Paul, New York
“If one thing matters, everything matters.”
Based in Berlin and London, the German artist Wolfgang Tillmans (born 1968) is currently considered one of the world’s most influential photo artists. He started to take photographs during his teen years and in the early 1990’s worked for youth and lifestyle magazines such as Spex and The Face. In 1992, Tillmans had his breakthrough with the documentation of the Berlin Love Parade for the British lifestyle magazine i-D.
Within the artist‘s universe, reality is fragmented in a multitude of images which all integrate into a multi-layered formal and textual reference system. The subjects themselves nevertheless are extremely diverse: ranging from photo-scenes from the techno scene, pornographic images, still lifes, landscape photographs, to colour abstractions. His works include snapshot-like photographs, which capture a brief moment as well as carefully staged images and works, which entirely originated in the dark room. Tillmans‘ continuous questioning and further developing of the medium of photography turned him into one of the most influential cause variables in the history of photography.
Since 1993, Tillmans has exhibited his work in various galleries and museums, such as: Tate Britain (2008), Serpentine Gallery in London (2010), ”Kunsthalle Zürich”, Switzerland (2012), ”Moderna Museet, Stockholm”, Sweden (2012), ”MAM Museu de Arte Modernas de São Paulo, São Paulo”, Brazil (2012) and ”K21 in Düsseldorf”, Germany (2013). In 2000, he became the first German artist to receive the renowned Turner Prize. Since 2003 he is a professor for interdisciplinary art at the ”Städelschule” in Frankfurt, Germany.
The work “Paul, New York” from 1994 is the artist‘s biggest C-print format with a size of 145 x 211 cm. In this work, Paul is shown leaning against a concrete railing looking at the nighttime New York skyline, which seems to be tinted in a warm red tone. Tillmans lived in the American metropolis from 1994-1995 and used it as the base of many of his works.
From the very beginning, the core of Tillman‘s work is focusing on the image and the question how meaning evolves on a piece of paper. Consequently, Tillmans works analog and creates direct replica of reality, which only came into being due to the light and meeting a light sensitive surface like film for example. Light is therefore one of the core topics of his oeuvre. Tillmans nevertheless can be committed to neither certain subjects nor techniques.
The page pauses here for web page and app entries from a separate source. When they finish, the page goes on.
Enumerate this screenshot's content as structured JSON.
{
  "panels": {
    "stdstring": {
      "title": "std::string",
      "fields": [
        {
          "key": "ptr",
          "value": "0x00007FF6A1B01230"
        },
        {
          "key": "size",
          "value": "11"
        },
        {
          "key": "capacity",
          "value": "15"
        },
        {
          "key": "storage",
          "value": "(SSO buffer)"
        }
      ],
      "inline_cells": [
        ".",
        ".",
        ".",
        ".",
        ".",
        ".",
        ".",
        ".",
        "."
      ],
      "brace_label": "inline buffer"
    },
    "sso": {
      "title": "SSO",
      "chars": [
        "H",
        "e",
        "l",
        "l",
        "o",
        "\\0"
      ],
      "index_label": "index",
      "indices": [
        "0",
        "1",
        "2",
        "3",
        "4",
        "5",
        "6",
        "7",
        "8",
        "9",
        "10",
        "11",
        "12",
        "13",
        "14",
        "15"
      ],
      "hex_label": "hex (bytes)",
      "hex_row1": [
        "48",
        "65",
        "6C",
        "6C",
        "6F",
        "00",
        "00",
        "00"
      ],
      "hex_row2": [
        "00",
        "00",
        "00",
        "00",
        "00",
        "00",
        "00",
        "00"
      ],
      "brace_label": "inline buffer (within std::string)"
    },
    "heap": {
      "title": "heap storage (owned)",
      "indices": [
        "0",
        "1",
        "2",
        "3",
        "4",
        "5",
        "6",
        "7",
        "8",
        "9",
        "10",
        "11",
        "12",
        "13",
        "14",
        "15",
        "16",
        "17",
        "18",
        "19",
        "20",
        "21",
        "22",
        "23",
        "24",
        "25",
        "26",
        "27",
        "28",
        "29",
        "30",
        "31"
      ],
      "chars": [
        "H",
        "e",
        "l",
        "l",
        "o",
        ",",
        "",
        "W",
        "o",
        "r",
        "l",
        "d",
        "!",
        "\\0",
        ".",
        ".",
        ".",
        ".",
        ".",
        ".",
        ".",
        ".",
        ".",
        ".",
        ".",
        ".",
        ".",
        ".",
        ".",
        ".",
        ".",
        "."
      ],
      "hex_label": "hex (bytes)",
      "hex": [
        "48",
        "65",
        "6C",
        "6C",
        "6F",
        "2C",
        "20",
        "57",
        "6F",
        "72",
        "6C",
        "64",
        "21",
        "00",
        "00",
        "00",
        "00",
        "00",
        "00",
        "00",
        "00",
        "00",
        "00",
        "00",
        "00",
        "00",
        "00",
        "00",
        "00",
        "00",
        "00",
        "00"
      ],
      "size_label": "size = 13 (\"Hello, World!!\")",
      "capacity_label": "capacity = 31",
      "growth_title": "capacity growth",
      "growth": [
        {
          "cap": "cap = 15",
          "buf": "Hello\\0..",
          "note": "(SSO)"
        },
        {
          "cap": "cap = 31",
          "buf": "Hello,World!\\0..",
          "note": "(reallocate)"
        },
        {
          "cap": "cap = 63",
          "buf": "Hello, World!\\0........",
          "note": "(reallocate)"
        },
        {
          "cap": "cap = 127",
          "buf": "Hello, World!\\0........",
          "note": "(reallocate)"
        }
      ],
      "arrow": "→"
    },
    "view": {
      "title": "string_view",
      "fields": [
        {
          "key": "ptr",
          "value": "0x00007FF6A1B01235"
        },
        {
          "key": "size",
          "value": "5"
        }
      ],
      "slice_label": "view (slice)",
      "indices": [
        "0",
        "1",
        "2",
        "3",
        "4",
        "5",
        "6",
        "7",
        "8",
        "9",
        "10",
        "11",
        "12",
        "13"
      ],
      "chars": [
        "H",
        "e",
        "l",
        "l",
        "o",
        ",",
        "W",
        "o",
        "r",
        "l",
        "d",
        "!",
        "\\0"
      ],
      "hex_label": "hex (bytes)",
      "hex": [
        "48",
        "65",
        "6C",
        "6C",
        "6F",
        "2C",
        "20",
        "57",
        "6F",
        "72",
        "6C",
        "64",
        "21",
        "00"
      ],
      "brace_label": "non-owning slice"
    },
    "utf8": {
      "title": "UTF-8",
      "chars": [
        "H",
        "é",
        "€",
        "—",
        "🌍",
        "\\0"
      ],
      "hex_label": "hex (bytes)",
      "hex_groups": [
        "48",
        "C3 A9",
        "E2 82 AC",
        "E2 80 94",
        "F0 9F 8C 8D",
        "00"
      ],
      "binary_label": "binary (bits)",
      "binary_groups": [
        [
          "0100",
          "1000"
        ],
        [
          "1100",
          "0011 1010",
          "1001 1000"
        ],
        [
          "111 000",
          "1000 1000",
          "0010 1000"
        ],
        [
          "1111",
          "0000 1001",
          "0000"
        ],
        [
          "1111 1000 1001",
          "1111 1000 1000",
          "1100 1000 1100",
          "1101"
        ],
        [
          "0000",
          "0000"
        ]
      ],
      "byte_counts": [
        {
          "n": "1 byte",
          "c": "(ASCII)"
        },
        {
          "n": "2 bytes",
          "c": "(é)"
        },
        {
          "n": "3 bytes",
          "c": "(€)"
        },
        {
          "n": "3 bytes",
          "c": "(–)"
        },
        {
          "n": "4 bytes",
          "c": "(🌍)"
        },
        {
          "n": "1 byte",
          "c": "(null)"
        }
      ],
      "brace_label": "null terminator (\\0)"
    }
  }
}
He presents his pictures in a distinctive, highly individual manner, avoiding any visual hierarchy and thereby turning his exhibitions into overall installations linked to specific locations. Framed and unframed photographs hang alongside each other, C-prints next to inkjet prints or simple photocopies.
The artist wants to convey authenticity, fully aware of the fact that it is always and first and foremost his own truth, ”By doing so I don‘t want to say that I know the truth but that I‘m interested in it. How is it possible that different people assess the same situation in a completely different way and consider it the truth? (…) This relativity of truth is what I constantly experience and negotiate in my work.“